What is needed.
Take the data below and repeat it exactly.

◇ ◇ ◇ ◇

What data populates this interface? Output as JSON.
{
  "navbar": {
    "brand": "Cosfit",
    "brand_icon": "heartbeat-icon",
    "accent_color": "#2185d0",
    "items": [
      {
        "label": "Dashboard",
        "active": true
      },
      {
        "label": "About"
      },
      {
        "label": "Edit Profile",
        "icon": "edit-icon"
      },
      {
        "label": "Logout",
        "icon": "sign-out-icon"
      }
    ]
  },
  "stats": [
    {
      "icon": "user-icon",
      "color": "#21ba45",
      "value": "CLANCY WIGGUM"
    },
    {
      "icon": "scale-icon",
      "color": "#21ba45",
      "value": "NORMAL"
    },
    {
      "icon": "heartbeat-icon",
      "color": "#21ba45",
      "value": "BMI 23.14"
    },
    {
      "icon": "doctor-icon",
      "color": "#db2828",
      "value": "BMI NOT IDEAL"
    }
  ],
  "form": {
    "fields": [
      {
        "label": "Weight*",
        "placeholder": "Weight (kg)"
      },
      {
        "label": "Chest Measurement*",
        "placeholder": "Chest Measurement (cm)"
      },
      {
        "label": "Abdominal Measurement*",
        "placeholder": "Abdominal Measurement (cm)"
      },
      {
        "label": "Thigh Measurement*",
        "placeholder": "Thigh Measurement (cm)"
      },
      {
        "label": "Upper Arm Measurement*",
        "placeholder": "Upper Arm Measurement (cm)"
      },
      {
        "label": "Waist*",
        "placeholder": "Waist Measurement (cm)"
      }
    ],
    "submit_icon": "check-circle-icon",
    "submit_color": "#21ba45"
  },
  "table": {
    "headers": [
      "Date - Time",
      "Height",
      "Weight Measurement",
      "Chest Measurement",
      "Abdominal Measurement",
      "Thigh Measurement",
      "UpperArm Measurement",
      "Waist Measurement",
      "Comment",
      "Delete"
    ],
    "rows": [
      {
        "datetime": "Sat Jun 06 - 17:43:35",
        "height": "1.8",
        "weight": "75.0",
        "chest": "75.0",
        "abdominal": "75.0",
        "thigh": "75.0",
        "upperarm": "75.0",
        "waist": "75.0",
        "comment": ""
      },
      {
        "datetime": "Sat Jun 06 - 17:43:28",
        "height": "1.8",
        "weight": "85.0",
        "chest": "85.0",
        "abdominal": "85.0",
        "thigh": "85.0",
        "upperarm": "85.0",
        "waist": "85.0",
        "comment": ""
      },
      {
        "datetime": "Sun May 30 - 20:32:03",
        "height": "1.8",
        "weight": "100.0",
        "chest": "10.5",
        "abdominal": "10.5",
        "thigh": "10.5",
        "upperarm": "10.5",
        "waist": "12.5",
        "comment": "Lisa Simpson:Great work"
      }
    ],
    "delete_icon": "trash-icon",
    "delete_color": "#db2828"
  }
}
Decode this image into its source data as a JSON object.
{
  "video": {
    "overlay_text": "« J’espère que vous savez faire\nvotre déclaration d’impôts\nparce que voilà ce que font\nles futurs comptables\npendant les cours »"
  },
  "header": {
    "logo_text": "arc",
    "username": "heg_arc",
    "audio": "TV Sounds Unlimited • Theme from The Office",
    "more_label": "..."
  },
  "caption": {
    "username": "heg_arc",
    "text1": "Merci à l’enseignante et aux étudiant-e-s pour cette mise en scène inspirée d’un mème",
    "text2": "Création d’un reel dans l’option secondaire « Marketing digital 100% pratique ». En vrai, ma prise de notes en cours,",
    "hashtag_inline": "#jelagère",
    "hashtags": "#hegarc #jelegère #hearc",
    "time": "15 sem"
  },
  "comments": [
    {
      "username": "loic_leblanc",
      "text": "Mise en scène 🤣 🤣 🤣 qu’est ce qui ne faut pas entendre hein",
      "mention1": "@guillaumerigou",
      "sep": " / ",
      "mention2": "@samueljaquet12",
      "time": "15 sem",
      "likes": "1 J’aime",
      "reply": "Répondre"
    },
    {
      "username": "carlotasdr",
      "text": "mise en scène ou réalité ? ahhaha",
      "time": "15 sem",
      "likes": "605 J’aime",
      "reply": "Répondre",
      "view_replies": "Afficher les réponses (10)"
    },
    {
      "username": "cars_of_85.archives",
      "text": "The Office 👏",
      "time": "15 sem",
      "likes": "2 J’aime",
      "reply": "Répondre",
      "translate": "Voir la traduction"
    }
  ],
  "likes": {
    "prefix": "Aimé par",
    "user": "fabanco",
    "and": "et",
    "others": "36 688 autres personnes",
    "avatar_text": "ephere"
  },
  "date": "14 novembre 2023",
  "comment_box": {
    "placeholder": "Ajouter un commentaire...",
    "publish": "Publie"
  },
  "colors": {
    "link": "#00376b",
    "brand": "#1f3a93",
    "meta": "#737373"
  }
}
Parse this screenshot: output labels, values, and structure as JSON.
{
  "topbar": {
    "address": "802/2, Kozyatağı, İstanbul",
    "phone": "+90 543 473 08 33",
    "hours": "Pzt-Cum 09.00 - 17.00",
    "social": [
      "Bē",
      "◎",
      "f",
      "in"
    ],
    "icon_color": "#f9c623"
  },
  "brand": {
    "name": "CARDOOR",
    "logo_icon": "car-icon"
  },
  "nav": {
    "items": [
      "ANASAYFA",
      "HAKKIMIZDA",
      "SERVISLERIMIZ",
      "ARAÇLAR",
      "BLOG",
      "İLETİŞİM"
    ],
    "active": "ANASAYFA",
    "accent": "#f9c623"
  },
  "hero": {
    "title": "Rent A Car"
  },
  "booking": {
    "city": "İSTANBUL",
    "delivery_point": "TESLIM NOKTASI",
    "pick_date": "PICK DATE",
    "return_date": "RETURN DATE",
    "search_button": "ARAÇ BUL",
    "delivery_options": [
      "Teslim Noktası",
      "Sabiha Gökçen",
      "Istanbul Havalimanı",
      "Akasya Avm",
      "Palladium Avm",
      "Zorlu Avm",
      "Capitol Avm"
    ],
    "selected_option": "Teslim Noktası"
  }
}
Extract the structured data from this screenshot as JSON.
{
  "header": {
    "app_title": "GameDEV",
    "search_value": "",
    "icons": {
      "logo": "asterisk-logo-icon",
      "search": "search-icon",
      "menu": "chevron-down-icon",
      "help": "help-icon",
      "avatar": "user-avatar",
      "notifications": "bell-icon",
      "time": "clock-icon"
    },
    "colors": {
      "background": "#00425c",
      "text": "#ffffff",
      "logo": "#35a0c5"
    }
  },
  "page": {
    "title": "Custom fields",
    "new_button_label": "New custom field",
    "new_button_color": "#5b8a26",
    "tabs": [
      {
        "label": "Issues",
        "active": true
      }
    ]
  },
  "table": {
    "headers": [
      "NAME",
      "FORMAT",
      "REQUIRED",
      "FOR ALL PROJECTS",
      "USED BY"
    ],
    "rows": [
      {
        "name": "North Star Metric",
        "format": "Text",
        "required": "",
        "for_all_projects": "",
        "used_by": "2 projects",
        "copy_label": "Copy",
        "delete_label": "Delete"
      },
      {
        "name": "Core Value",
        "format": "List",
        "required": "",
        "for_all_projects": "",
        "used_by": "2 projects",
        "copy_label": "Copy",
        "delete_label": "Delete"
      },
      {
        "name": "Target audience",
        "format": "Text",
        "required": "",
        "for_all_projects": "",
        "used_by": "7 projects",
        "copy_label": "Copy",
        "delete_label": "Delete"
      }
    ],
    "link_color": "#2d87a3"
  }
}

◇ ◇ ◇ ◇

Response for this exercise.
What data populates this interface? Output as JSON.
{
  "navbar": {
    "brand": "Cosfit",
    "brand_icon": "heartbeat-icon",
    "accent_color": "#2185d0",
    "items": [
      {
        "label": "Dashboard",
        "active": true
      },
      {
        "label": "About"
      },
      {
        "label": "Edit Profile",
        "icon": "edit-icon"
      },
      {
        "label": "Logout",
        "icon": "sign-out-icon"
      }
    ]
  },
  "stats": [
    {
      "icon": "user-icon",
      "color": "#21ba45",
      "value": "CLANCY WIGGUM"
    },
    {
      "icon": "scale-icon",
      "color": "#21ba45",
      "value": "NORMAL"
    },
    {
      "icon": "heartbeat-icon",
      "color": "#21ba45",
      "value": "BMI 23.14"
    },
    {
      "icon": "doctor-icon",
      "color": "#db2828",
      "value": "BMI NOT IDEAL"
    }
  ],
  "form": {
    "fields": [
      {
        "label": "Weight*",
        "placeholder": "Weight (kg)"
      },
      {
        "label": "Chest Measurement*",
        "placeholder": "Chest Measurement (cm)"
      },
      {
        "label": "Abdominal Measurement*",
        "placeholder": "Abdominal Measurement (cm)"
      },
      {
        "label": "Thigh Measurement*",
        "placeholder": "Thigh Measurement (cm)"
      },
      {
        "label": "Upper Arm Measurement*",
        "placeholder": "Upper Arm Measurement (cm)"
      },
      {
        "label": "Waist*",
        "placeholder": "Waist Measurement (cm)"
      }
    ],
    "submit_icon": "check-circle-icon",
    "submit_color": "#21ba45"
  },
  "table": {
    "headers": [
      "Date - Time",
      "Height",
      "Weight Measurement",
      "Chest Measurement",
      "Abdominal Measurement",
      "Thigh Measurement",
      "UpperArm Measurement",
      "Waist Measurement",
      "Comment",
      "Delete"
    ],
    "rows": [
      {
        "datetime": "Sat Jun 06 - 17:43:35",
        "height": "1.8",
        "weight": "75.0",
        "chest": "75.0",
        "abdominal": "75.0",
        "thigh": "75.0",
        "upperarm": "75.0",
        "waist": "75.0",
        "comment": ""
      },
      {
        "datetime": "Sat Jun 06 - 17:43:28",
        "height": "1.8",
        "weight": "85.0",
        "chest": "85.0",
        "abdominal": "85.0",
        "thigh": "85.0",
        "upperarm": "85.0",
        "waist": "85.0",
        "comment": ""
      },
      {
        "datetime": "Sun May 30 - 20:32:03",
        "height": "1.8",
        "weight": "100.0",
        "chest": "10.5",
        "abdominal": "10.5",
        "thigh": "10.5",
        "upperarm": "10.5",
        "waist": "12.5",
        "comment": "Lisa Simpson:Great work"
      }
    ],
    "delete_icon": "trash-icon",
    "delete_color": "#db2828"
  }
}
Decode this image into its source data as a JSON object.
{
  "video": {
    "overlay_text": "« J’espère que vous savez faire\nvotre déclaration d’impôts\nparce que voilà ce que font\nles futurs comptables\npendant les cours »"
  },
  "header": {
    "logo_text": "arc",
    "username": "heg_arc",
    "audio": "TV Sounds Unlimited • Theme from The Office",
    "more_label": "..."
  },
  "caption": {
    "username": "heg_arc",
    "text1": "Merci à l’enseignante et aux étudiant-e-s pour cette mise en scène inspirée d’un mème",
    "text2": "Création d’un reel dans l’option secondaire « Marketing digital 100% pratique ». En vrai, ma prise de notes en cours,",
    "hashtag_inline": "#jelagère",
    "hashtags": "#hegarc #jelegère #hearc",
    "time": "15 sem"
  },
  "comments": [
    {
      "username": "loic_leblanc",
      "text": "Mise en scène 🤣 🤣 🤣 qu’est ce qui ne faut pas entendre hein",
      "mention1": "@guillaumerigou",
      "sep": " / ",
      "mention2": "@samueljaquet12",
      "time": "15 sem",
      "likes": "1 J’aime",
      "reply": "Répondre"
    },
    {
      "username": "carlotasdr",
      "text": "mise en scène ou réalité ? ahhaha",
      "time": "15 sem",
      "likes": "605 J’aime",
      "reply": "Répondre",
      "view_replies": "Afficher les réponses (10)"
    },
    {
      "username": "cars_of_85.archives",
      "text": "The Office 👏",
      "time": "15 sem",
      "likes": "2 J’aime",
      "reply": "Répondre",
      "translate": "Voir la traduction"
    }
  ],
  "likes": {
    "prefix": "Aimé par",
    "user": "fabanco",
    "and": "et",
    "others": "36 688 autres personnes",
    "avatar_text": "ephere"
  },
  "date": "14 novembre 2023",
  "comment_box": {
    "placeholder": "Ajouter un commentaire...",
    "publish": "Publie"
  },
  "colors": {
    "link": "#00376b",
    "brand": "#1f3a93",
    "meta": "#737373"
  }
}
Parse this screenshot: output labels, values, and structure as JSON.
{
  "topbar": {
    "address": "802/2, Kozyatağı, İstanbul",
    "phone": "+90 543 473 08 33",
    "hours": "Pzt-Cum 09.00 - 17.00",
    "social": [
      "Bē",
      "◎",
      "f",
      "in"
    ],
    "icon_color": "#f9c623"
  },
  "brand": {
    "name": "CARDOOR",
    "logo_icon": "car-icon"
  },
  "nav": {
    "items": [
      "ANASAYFA",
      "HAKKIMIZDA",
      "SERVISLERIMIZ",
      "ARAÇLAR",
      "BLOG",
      "İLETİŞİM"
    ],
    "active": "ANASAYFA",
    "accent": "#f9c623"
  },
  "hero": {
    "title": "Rent A Car"
  },
  "booking": {
    "city": "İSTANBUL",
    "delivery_point": "TESLIM NOKTASI",
    "pick_date": "PICK DATE",
    "return_date": "RETURN DATE",
    "search_button": "ARAÇ BUL",
    "delivery_options": [
      "Teslim Noktası",
      "Sabiha Gökçen",
      "Istanbul Havalimanı",
      "Akasya Avm",
      "Palladium Avm",
      "Zorlu Avm",
      "Capitol Avm"
    ],
    "selected_option": "Teslim Noktası"
  }
}
Extract the structured data from this screenshot as JSON.
{
  "header": {
    "app_title": "GameDEV",
    "search_value": "",
    "icons": {
      "logo": "asterisk-logo-icon",
      "search": "search-icon",
      "menu": "chevron-down-icon",
      "help": "help-icon",
      "avatar": "user-avatar",
      "notifications": "bell-icon",
      "time": "clock-icon"
    },
    "colors": {
      "background": "#00425c",
      "text": "#ffffff",
      "logo": "#35a0c5"
    }
  },
  "page": {
    "title": "Custom fields",
    "new_button_label": "New custom field",
    "new_button_color": "#5b8a26",
    "tabs": [
      {
        "label": "Issues",
        "active": true
      }
    ]
  },
  "table": {
    "headers": [
      "NAME",
      "FORMAT",
      "REQUIRED",
      "FOR ALL PROJECTS",
      "USED BY"
    ],
    "rows": [
      {
        "name": "North Star Metric",
        "format": "Text",
        "required": "",
        "for_all_projects": "",
        "used_by": "2 projects",
        "copy_label": "Copy",
        "delete_label": "Delete"
      },
      {
        "name": "Core Value",
        "format": "List",
        "required": "",
        "for_all_projects": "",
        "used_by": "2 projects",
        "copy_label": "Copy",
        "delete_label": "Delete"
      },
      {
        "name": "Target audience",
        "format": "Text",
        "required": "",
        "for_all_projects": "",
        "used_by": "7 projects",
        "copy_label": "Copy",
        "delete_label": "Delete"
      }
    ],
    "link_color": "#2d87a3"
  }
}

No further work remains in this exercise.